WHAT TO DO:
In the records below, find every line that contains "hint" and list it.
SOURCE RECORDS Block Start
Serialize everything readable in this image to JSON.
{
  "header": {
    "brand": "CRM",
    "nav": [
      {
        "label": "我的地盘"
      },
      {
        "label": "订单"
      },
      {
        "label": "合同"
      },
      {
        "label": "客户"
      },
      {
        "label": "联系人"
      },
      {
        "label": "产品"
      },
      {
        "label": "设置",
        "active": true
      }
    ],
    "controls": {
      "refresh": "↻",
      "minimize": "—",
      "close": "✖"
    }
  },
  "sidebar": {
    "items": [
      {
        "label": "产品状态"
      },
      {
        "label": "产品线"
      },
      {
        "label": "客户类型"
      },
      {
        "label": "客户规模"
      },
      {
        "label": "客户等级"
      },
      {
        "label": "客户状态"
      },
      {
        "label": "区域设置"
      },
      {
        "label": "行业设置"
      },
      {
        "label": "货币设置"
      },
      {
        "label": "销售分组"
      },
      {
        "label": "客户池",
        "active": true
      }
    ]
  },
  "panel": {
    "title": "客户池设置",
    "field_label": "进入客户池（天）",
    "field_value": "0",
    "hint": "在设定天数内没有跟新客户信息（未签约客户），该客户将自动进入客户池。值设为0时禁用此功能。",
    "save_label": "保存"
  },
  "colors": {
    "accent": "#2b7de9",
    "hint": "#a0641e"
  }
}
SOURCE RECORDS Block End
ANSWER BOX:
    "hint": "在设定天数内没有跟新客户信息（未签约客户），该客户将自动进入客户池。值设为0时禁用此功能。",
    "hint": "#a0641e"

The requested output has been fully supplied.